During a time of rapid change for the U.S. military’s top cyberwarfare teams, the current version of the 2019 defense bill is challenging the president’s ability to exert his authority with regards to those units.
The White House is protesting a series of measures in the newly Senate-approved 2019 National Defense Authorization Act that seek to legislate how and when President Donald Trump can direct generals to launch cyberattacks. That effort comes while the U.S. Air Force, Navy, Army and Marines welcome new leaders to take charge of their respective cyber forces.
Hanging in the balance is how the U.S. operates in cyberspace, which most developed countries now define the fifth domain of warfare, adding to land, air, sea and space.
Amendments introduced in the NDAA would require the executive branch to develop and adhere to a cyberwarfare strategy document that draws lines around what types of malicious foreign activity should result in retaliatory measures, such as attacking an enemy’s server with destructive computer code.
The bill also could limit the military from striking back in cyberspace unless it has a certain level of confidence in its attribution for the source of an attack. Broadly speaking, the NDAA would further define the nation’s ability to wage cyberwar. Members of the National Security Council see the legislation to take a slice out of the president’s authority to independently launch military operations, a current U.S. official told CyberScoop. The official spoke on condition of anonymity to describe internal government deliberations.
There’s also an ongoing discussion in Congress about replacing the Authorization for Use of Military Force (AUMF) that was initially passed following the Sept. 11 attacks. That authorization, among other things, grants the president the unilateral ability to order some military missions without a declaration of war by Congress.
Existing rules, stipulated by Presidential Policy Directive 20, dictate that the president alone must directly authorize any prospective cyber-operations intended to damage another country’s assets. That authorization comes through a chain of command that extends from the Pentagon to the White House.
CyberScoop previously reported that members of the National Security Council have been pushing to rescind PPD-20 and place some power in the hands of generals to conduct operations themselves.
Over the last several months, while lawmakers have debated language in the NDAA, there’s been a change of command in four different military branches. If the political gamesmanship in play becomes a reality, the heads of these units will be the ones responsible for deciding when and where attacks are launched.
Parts of these different units comprise a larger battalion, known as the Cyber Mission Force (CMF), which is run by the Fort Meade-based U.S. Cyber Command. Elevated to a unified combatant command on par with Strategic Command earlier this year, U.S. Cyber Command is led by the dual hat head of NSA, Gen. Paul Nakasone.
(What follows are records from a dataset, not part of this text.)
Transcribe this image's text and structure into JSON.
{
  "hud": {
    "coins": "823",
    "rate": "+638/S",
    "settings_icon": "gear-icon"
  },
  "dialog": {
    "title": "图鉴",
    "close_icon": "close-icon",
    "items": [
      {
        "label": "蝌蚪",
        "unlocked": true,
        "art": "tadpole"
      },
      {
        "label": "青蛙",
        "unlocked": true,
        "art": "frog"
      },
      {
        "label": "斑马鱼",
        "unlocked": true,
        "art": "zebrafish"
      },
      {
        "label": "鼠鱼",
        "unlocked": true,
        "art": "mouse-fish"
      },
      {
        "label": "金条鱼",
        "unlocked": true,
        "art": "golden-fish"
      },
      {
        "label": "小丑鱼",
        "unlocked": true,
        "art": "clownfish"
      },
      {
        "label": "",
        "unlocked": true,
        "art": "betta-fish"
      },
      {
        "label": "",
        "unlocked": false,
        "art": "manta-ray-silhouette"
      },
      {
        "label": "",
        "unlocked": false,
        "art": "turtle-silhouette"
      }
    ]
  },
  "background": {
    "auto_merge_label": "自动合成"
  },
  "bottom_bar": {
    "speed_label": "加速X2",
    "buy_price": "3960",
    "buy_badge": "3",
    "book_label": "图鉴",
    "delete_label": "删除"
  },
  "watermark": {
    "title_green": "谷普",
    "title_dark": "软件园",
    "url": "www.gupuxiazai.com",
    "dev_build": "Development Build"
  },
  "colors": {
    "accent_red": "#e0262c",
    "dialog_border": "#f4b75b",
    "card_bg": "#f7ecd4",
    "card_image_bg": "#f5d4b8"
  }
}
On July 2, Maj. Gen. Matthew Glavy will assume command of Marine Corps Forces Cyberspace Command. He previously served as the deputy director of operations at U.S. Cyber Command.
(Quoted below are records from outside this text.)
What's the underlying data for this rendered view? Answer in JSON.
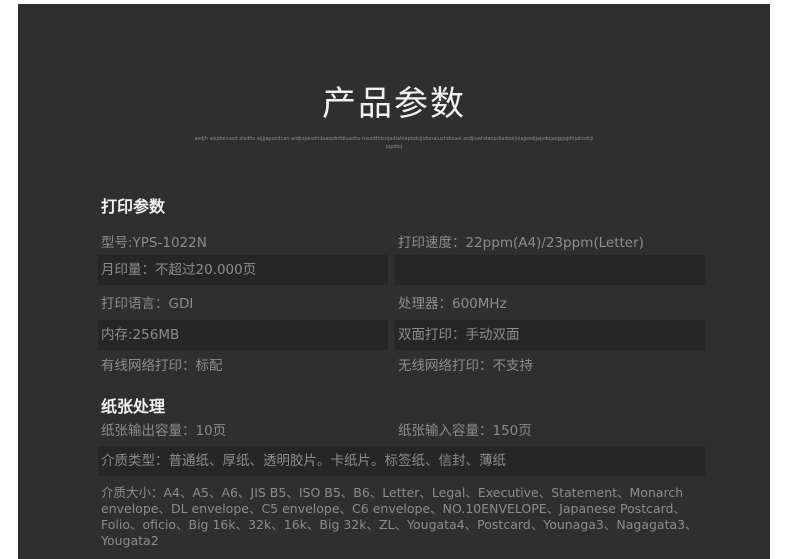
{
  "title": "产品参数",
  "subtitle": "asdjh aisjdoinasd aisdhs aijjjapocdcan aidjiojaisdinlaaojdnfdiusohu nsuidfhicnjadiahiapodcjjidonaiushduiasi asdjiuahdanpdiadsoijoiajpodjjajsdojaojpjojdhjakodcjijapdsij",
  "print_section": {
    "heading": "打印参数",
    "rows": [
      {
        "left": "型号:YPS-1022N",
        "right": "打印速度：22ppm(A4)/23ppm(Letter)"
      },
      {
        "left": "月印量：不超过20.000页",
        "right": ""
      },
      {
        "left": "打印语言：GDI",
        "right": "处理器：600MHz"
      },
      {
        "left": "内存:256MB",
        "right": "双面打印：手动双面"
      },
      {
        "left": "有线网络打印：标配",
        "right": "无线网络打印：不支持"
      }
    ]
  },
  "paper_section": {
    "heading": "纸张处理",
    "output_capacity": "纸张输出容量：10页",
    "input_capacity": "纸张输入容量：150页",
    "media_type": "介质类型：普通纸、厚纸、透明胶片。卡纸片。标签纸、信封、薄纸",
    "media_size": "介质大小：A4、A5、A6、JIS B5、ISO B5、B6、Letter、Legal、Executive、Statement、Monarch envelope、DL envelope、C5 envelope、C6 envelope、NO.10ENVELOPE、Japanese Postcard、Folio、oficio、Big 16k、32k、16k、Big 32k、ZL、Yougata4、Postcard、Younaga3、Nagagata3、Yougata2"
  }
}
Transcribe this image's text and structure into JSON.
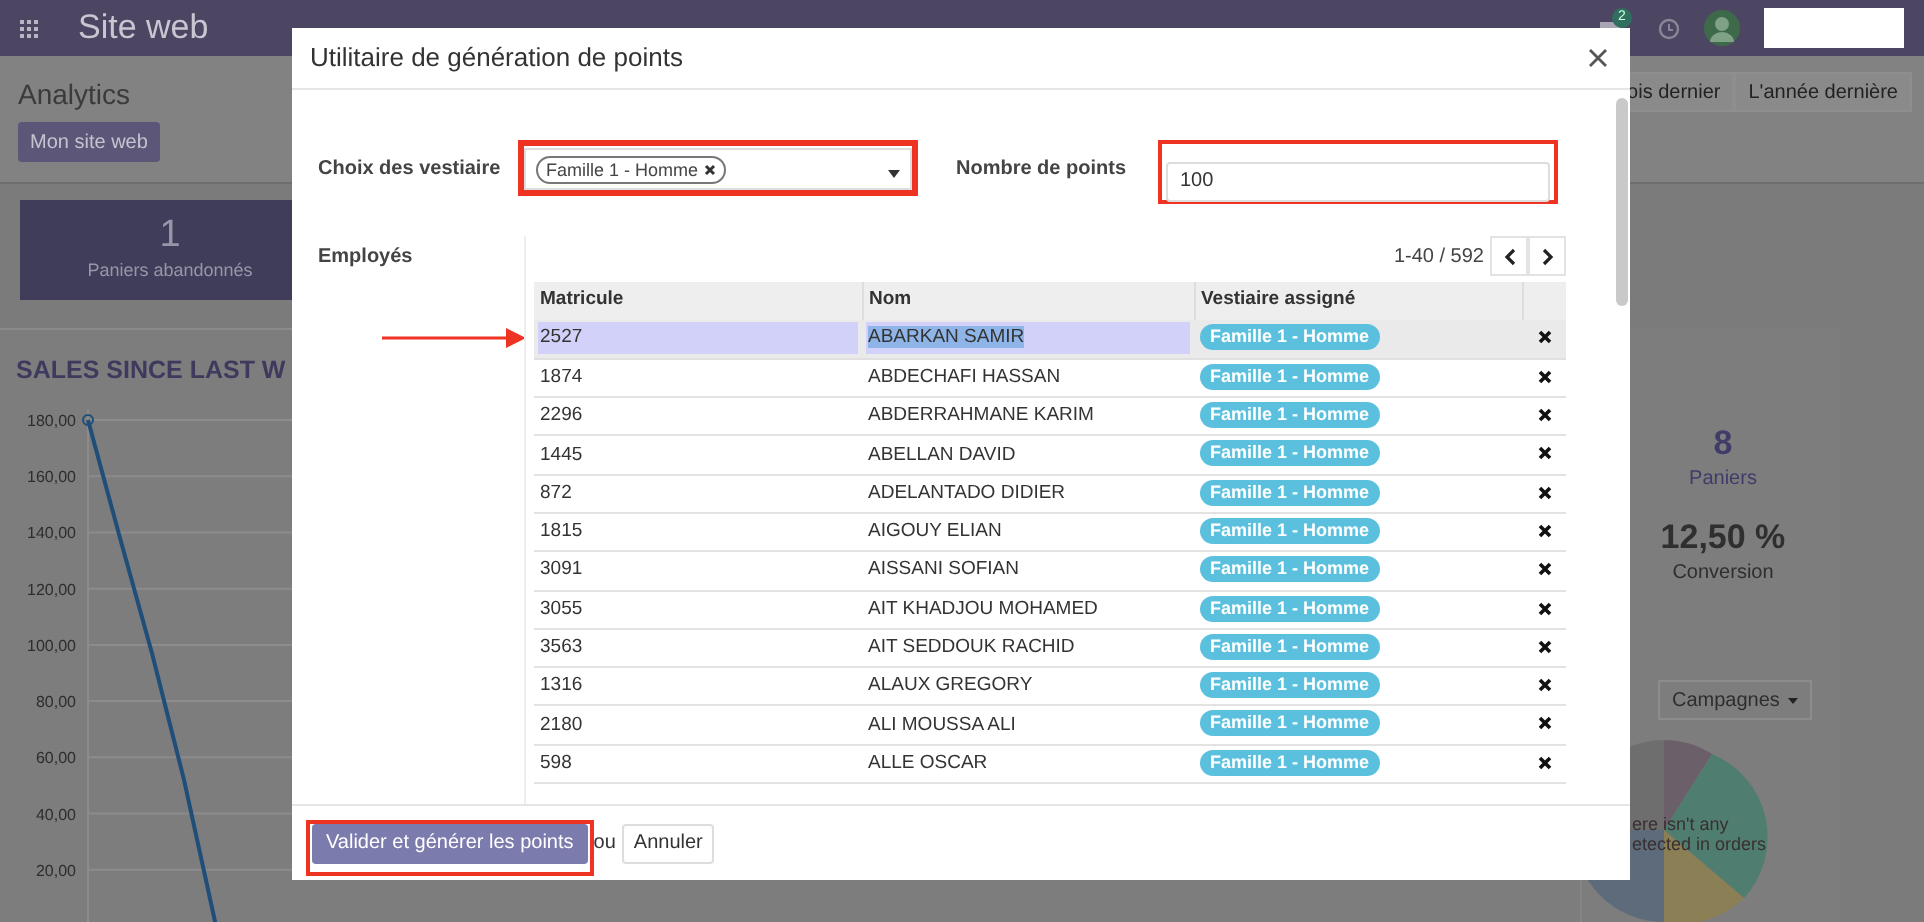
{
  "navbar": {
    "app_title": "Site web",
    "badge": "2"
  },
  "control_panel": {
    "title": "Analytics",
    "website_button": "Mon site web",
    "periods": [
      {
        "label": "ois dernier",
        "selected": false
      },
      {
        "label": "L'année dernière",
        "selected": false
      }
    ]
  },
  "stat": {
    "value": "1",
    "label": "Paniers abandonnés"
  },
  "sales_chart": {
    "title": "SALES SINCE LAST W",
    "chart_data": {
      "type": "line",
      "grid": true,
      "series": [
        {
          "color": "#1f4e79",
          "values": [
            180,
            138,
            97,
            52,
            0
          ]
        }
      ],
      "ylim": [
        0,
        180
      ],
      "yticks": [
        {
          "value": 180,
          "label": "180,00"
        },
        {
          "value": 160,
          "label": "160,00"
        },
        {
          "value": 140,
          "label": "140,00"
        },
        {
          "value": 120,
          "label": "120,00"
        },
        {
          "value": 100,
          "label": "100,00"
        },
        {
          "value": 80,
          "label": "80,00"
        },
        {
          "value": 60,
          "label": "60,00"
        },
        {
          "value": 40,
          "label": "40,00"
        },
        {
          "value": 20,
          "label": "20,00"
        }
      ]
    }
  },
  "summary": [
    {
      "value": "8",
      "label": "Paniers"
    },
    {
      "value": "12,50 %",
      "label": "Conversion"
    }
  ],
  "campaign_dropdown": "Campagnes",
  "pie_message": [
    "ere isn't any",
    "etected in orders"
  ],
  "dialog": {
    "title": "Utilitaire de génération de points",
    "vestiaire_label": "Choix des vestiaire",
    "vestiaire_tags": [
      "Famille 1 - Homme"
    ],
    "points_label": "Nombre de points",
    "points_value": "100",
    "employees_label": "Employés",
    "pager": "1-40 / 592",
    "columns": [
      "Matricule",
      "Nom",
      "Vestiaire assigné"
    ],
    "rows": [
      {
        "matricule": "2527",
        "nom": "ABARKAN SAMIR",
        "vestiaire": "Famille 1 - Homme",
        "selected": true
      },
      {
        "matricule": "1874",
        "nom": "ABDECHAFI HASSAN",
        "vestiaire": "Famille 1 - Homme",
        "selected": false
      },
      {
        "matricule": "2296",
        "nom": "ABDERRAHMANE KARIM",
        "vestiaire": "Famille 1 - Homme",
        "selected": false
      },
      {
        "matricule": "1445",
        "nom": "ABELLAN DAVID",
        "vestiaire": "Famille 1 - Homme",
        "selected": false
      },
      {
        "matricule": "872",
        "nom": "ADELANTADO DIDIER",
        "vestiaire": "Famille 1 - Homme",
        "selected": false
      },
      {
        "matricule": "1815",
        "nom": "AIGOUY ELIAN",
        "vestiaire": "Famille 1 - Homme",
        "selected": false
      },
      {
        "matricule": "3091",
        "nom": "AISSANI SOFIAN",
        "vestiaire": "Famille 1 - Homme",
        "selected": false
      },
      {
        "matricule": "3055",
        "nom": "AIT KHADJOU MOHAMED",
        "vestiaire": "Famille 1 - Homme",
        "selected": false
      },
      {
        "matricule": "3563",
        "nom": "AIT SEDDOUK RACHID",
        "vestiaire": "Famille 1 - Homme",
        "selected": false
      },
      {
        "matricule": "1316",
        "nom": "ALAUX GREGORY",
        "vestiaire": "Famille 1 - Homme",
        "selected": false
      },
      {
        "matricule": "2180",
        "nom": "ALI MOUSSA ALI",
        "vestiaire": "Famille 1 - Homme",
        "selected": false
      },
      {
        "matricule": "598",
        "nom": "ALLE OSCAR",
        "vestiaire": "Famille 1 - Homme",
        "selected": false
      }
    ],
    "submit_button": "Valider et générer les points",
    "or_text": "ou",
    "cancel_button": "Annuler"
  }
}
Lt. Gen. Stephen Fogarty recently took over at Army Cyber Command, which Nakasone had previously led. Fogarty previously served as the chief of staff at U.S. Cyber Command.
Adm. Timothy White, a longtime U.S. Cyber Command official who helped build and then led the CMF as its commander, became the commander for the Navy’s 10th Fleet Cyber Command on June 18. His predecessor, Vice Adm. Michael Gilday, left to become director of operations for the Joint Chiefs.
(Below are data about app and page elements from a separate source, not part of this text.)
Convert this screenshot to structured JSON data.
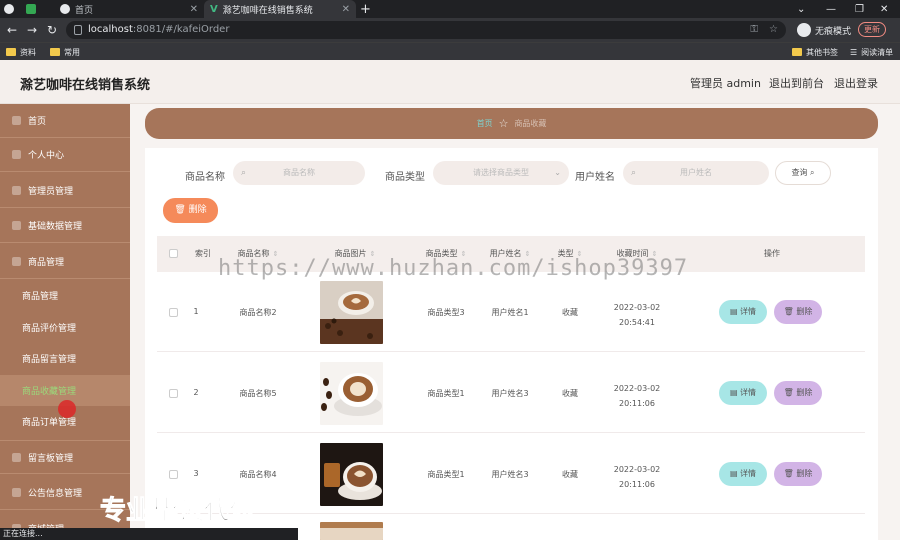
{
  "browser": {
    "tabs": [
      {
        "label": ""
      },
      {
        "label": ""
      },
      {
        "label": "首页"
      },
      {
        "label": "滁艺咖啡在线销售系统"
      }
    ],
    "url_host": "localhost",
    "url_path": ":8081/#/kafeiOrder",
    "incognito_label": "无痕模式",
    "update_label": "更新",
    "bookmarks": [
      "资料",
      "常用"
    ],
    "bookmarks_right": [
      "其他书签",
      "阅读清单"
    ],
    "status_text": "正在连接..."
  },
  "header": {
    "title": "滁艺咖啡在线销售系统",
    "admin": "管理员 admin",
    "front": "退出到前台",
    "logout": "退出登录"
  },
  "sidebar": {
    "items": [
      {
        "label": "首页",
        "icon": "home-icon"
      },
      {
        "label": "个人中心",
        "icon": "user-icon"
      },
      {
        "label": "管理员管理",
        "icon": "admin-icon"
      },
      {
        "label": "基础数据管理",
        "icon": "data-icon"
      },
      {
        "label": "商品管理",
        "icon": "goods-icon"
      }
    ],
    "sub_items": [
      "商品管理",
      "商品评价管理",
      "商品留言管理",
      "商品收藏管理",
      "商品订单管理"
    ],
    "items_after": [
      {
        "label": "留言板管理",
        "icon": "board-icon"
      },
      {
        "label": "公告信息管理",
        "icon": "notice-icon"
      },
      {
        "label": "商城管理",
        "icon": "mall-icon"
      }
    ]
  },
  "breadcrumb": {
    "home": "首页",
    "current": "商品收藏"
  },
  "filters": {
    "name_label": "商品名称",
    "name_placeholder": "商品名称",
    "type_label": "商品类型",
    "type_placeholder": "请选择商品类型",
    "user_label": "用户姓名",
    "user_placeholder": "用户姓名",
    "query_label": "查询"
  },
  "batch_delete_label": "删除",
  "table": {
    "columns": [
      "索引",
      "商品名称",
      "商品图片",
      "商品类型",
      "用户姓名",
      "类型",
      "收藏时间",
      "操作"
    ],
    "rows": [
      {
        "index": "1",
        "name": "商品名称2",
        "type": "商品类型3",
        "user": "用户姓名1",
        "kind": "收藏",
        "date": "2022-03-02",
        "time": "20:54:41"
      },
      {
        "index": "2",
        "name": "商品名称5",
        "type": "商品类型1",
        "user": "用户姓名3",
        "kind": "收藏",
        "date": "2022-03-02",
        "time": "20:11:06"
      },
      {
        "index": "3",
        "name": "商品名称4",
        "type": "商品类型1",
        "user": "用户姓名3",
        "kind": "收藏",
        "date": "2022-03-02",
        "time": "20:11:06"
      }
    ],
    "detail_label": "详情",
    "delete_label": "删除"
  },
  "overlays": {
    "watermark": "https://www.huzhan.com/ishop39397",
    "promo": "专业毕设代做"
  },
  "colors": {
    "sidebar": "#a6755a",
    "accent_delete": "#f58a5a",
    "detail_btn": "#a7e6e6",
    "delete_btn": "#d2b4e6"
  }
}
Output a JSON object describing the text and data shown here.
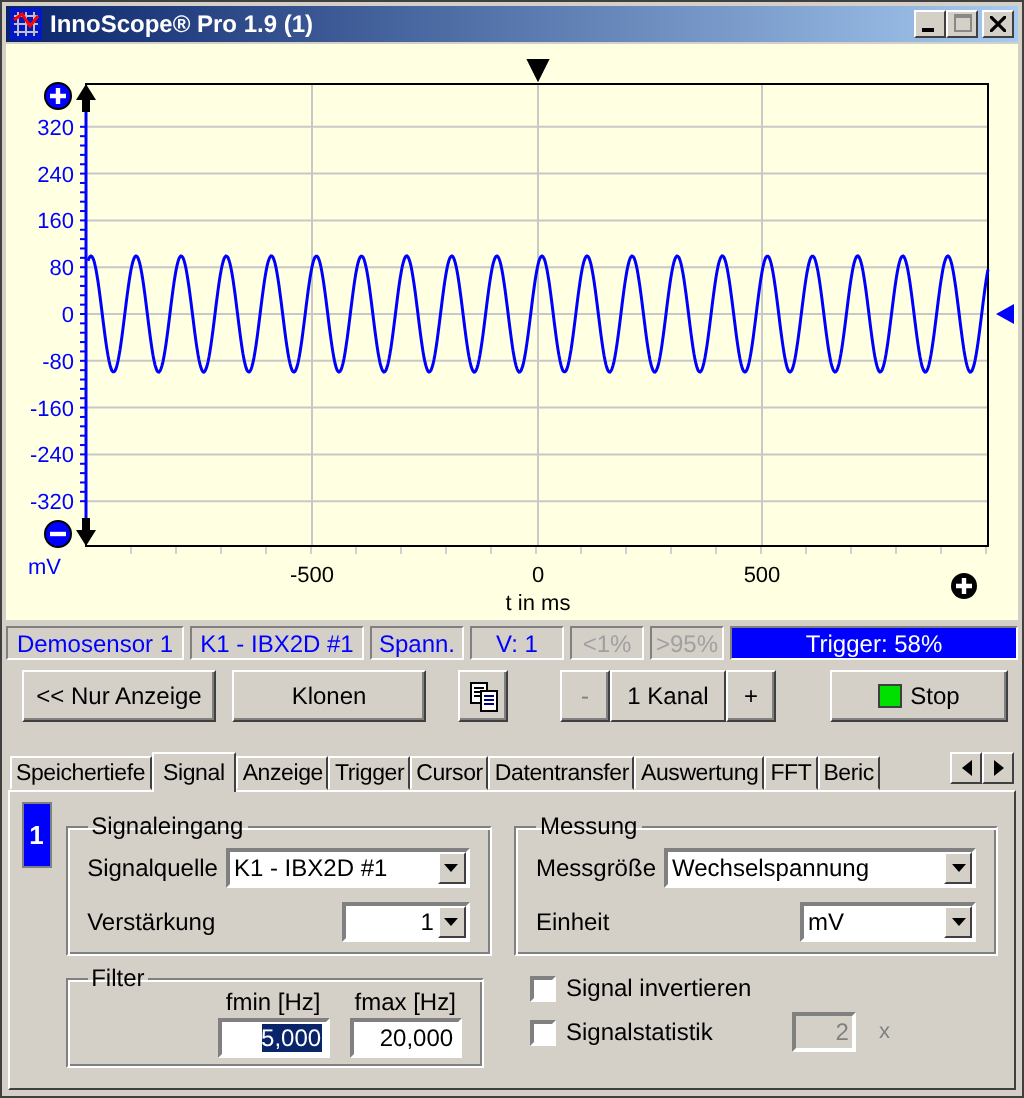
{
  "window": {
    "title": "InnoScope® Pro 1.9 (1)"
  },
  "plot": {
    "y_unit": "mV",
    "y_ticks": [
      "320",
      "240",
      "160",
      "80",
      "0",
      "-80",
      "-160",
      "-240",
      "-320"
    ],
    "x_ticks": [
      "-500",
      "0",
      "500"
    ],
    "x_label": "t in ms"
  },
  "status_bar": [
    {
      "text": "Demosensor 1",
      "disabled": false
    },
    {
      "text": "K1 - IBX2D #1",
      "disabled": false
    },
    {
      "text": "Spann.",
      "disabled": false
    },
    {
      "text": "V: 1",
      "disabled": false
    },
    {
      "text": "<1%",
      "disabled": true
    },
    {
      "text": ">95%",
      "disabled": true
    }
  ],
  "trigger_status": "Trigger: 58%",
  "toolbar": {
    "display_only": "<< Nur Anzeige",
    "clone": "Klonen",
    "channel_minus": {
      "label": "-",
      "disabled": true
    },
    "channels": "1 Kanal",
    "channel_plus": {
      "label": "+",
      "disabled": false
    },
    "stop": {
      "label": "Stop",
      "running": true
    }
  },
  "tabs": [
    {
      "label": "Speichertiefe",
      "selected": false
    },
    {
      "label": "Signal",
      "selected": true
    },
    {
      "label": "Anzeige",
      "selected": false
    },
    {
      "label": "Trigger",
      "selected": false
    },
    {
      "label": "Cursor",
      "selected": false
    },
    {
      "label": "Datentransfer",
      "selected": false
    },
    {
      "label": "Auswertung",
      "selected": false
    },
    {
      "label": "FFT",
      "selected": false
    },
    {
      "label": "Beric",
      "selected": false
    }
  ],
  "channel_badge": "1",
  "signal_input": {
    "title": "Signaleingang",
    "source_label": "Signalquelle",
    "source": "K1 - IBX2D #1",
    "gain_label": "Verstärkung",
    "gain": "1"
  },
  "measurement": {
    "title": "Messung",
    "quantity_label": "Messgröße",
    "quantity": "Wechselspannung",
    "unit_label": "Einheit",
    "unit": "mV"
  },
  "filter": {
    "title": "Filter",
    "fmin_label": "fmin [Hz]",
    "fmin": "5,000",
    "fmax_label": "fmax [Hz]",
    "fmax": "20,000"
  },
  "options": [
    {
      "label": "Signal invertieren",
      "checked": false
    },
    {
      "label": "Signalstatistik",
      "checked": false
    }
  ],
  "statistics_count": {
    "value": "2",
    "disabled": true,
    "suffix": "x"
  }
}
White’s replacement at U.S. Cyber Command is Air Force Brig. Gen. Timothy Haugh, a highly decorated military intelligence professional.
Lastly, Maj. Gen. Robert Skinner will soon take the top spot at the 24th Air Force, the service’s cyber division.